*** Opening of INFORMATION PROVIDED ***

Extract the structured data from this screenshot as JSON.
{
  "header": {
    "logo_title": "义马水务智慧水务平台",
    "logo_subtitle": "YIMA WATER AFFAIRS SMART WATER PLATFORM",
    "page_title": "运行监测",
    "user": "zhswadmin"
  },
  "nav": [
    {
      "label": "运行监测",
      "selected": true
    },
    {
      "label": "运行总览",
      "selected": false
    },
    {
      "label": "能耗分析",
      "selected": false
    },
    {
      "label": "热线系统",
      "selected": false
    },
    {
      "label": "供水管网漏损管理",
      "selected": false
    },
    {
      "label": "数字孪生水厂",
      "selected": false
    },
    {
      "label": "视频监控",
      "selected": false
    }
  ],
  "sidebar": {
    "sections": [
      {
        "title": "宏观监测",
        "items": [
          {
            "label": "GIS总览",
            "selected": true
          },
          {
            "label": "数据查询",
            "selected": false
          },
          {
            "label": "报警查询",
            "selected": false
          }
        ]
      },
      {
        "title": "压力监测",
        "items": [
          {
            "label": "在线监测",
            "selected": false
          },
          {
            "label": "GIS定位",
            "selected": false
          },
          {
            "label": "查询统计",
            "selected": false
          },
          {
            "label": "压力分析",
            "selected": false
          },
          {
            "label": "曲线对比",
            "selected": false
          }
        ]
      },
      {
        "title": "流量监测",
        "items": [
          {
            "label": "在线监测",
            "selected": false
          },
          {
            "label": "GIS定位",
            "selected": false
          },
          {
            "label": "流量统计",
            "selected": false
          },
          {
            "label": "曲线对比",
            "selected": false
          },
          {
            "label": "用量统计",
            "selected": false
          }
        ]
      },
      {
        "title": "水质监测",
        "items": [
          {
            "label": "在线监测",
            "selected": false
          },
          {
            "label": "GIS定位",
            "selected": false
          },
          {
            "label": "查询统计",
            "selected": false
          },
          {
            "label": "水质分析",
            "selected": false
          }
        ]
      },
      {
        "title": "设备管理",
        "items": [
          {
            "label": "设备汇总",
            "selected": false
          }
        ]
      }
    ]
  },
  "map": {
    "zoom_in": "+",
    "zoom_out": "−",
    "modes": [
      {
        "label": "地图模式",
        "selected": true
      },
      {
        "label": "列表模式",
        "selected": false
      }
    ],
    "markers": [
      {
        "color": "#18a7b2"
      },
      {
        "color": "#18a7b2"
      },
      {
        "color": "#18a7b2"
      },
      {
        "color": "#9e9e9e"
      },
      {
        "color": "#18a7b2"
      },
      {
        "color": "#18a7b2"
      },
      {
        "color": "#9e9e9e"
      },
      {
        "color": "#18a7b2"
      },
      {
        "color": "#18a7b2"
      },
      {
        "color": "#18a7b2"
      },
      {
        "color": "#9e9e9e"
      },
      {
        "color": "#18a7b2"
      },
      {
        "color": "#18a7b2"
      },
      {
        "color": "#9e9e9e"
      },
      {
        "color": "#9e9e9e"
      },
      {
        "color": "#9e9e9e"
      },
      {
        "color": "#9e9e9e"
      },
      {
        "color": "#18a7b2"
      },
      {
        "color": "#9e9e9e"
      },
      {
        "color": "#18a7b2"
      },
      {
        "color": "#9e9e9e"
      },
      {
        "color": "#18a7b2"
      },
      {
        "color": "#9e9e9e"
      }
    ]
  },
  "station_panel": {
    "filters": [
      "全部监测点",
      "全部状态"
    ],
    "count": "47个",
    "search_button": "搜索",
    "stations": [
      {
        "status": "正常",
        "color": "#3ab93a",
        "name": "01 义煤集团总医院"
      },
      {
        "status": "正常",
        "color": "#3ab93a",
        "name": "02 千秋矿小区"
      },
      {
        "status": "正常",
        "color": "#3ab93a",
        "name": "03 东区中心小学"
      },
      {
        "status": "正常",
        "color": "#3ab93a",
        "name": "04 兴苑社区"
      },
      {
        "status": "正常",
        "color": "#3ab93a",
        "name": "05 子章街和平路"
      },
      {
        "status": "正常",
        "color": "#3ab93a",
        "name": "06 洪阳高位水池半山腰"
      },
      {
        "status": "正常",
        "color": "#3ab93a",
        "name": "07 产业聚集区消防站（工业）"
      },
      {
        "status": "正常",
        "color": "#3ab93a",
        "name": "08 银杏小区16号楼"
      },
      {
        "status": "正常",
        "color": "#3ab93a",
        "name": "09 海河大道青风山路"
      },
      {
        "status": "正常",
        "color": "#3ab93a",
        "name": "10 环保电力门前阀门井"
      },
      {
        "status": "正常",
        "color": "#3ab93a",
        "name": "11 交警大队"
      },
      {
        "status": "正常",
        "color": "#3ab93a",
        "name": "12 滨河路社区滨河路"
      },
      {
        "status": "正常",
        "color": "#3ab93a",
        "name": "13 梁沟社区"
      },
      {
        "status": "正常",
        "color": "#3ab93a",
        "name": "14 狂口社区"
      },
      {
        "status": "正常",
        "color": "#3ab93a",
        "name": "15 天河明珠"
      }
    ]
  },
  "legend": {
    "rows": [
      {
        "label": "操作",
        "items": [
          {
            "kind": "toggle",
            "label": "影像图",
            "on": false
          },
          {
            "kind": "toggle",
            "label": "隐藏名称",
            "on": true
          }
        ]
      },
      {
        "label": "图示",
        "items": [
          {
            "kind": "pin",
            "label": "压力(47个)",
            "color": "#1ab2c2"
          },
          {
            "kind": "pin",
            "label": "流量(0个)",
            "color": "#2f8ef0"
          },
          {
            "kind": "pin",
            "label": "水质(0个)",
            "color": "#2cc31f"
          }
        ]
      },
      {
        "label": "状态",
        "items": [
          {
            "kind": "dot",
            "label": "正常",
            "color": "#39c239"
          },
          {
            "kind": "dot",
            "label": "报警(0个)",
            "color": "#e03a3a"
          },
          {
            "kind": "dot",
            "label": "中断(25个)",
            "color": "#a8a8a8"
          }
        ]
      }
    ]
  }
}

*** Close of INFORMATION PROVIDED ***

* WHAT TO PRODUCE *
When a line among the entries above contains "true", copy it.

* EXERCISE SOLUTION *
      "selected": true
            "selected": true
        "selected": true
            "on": true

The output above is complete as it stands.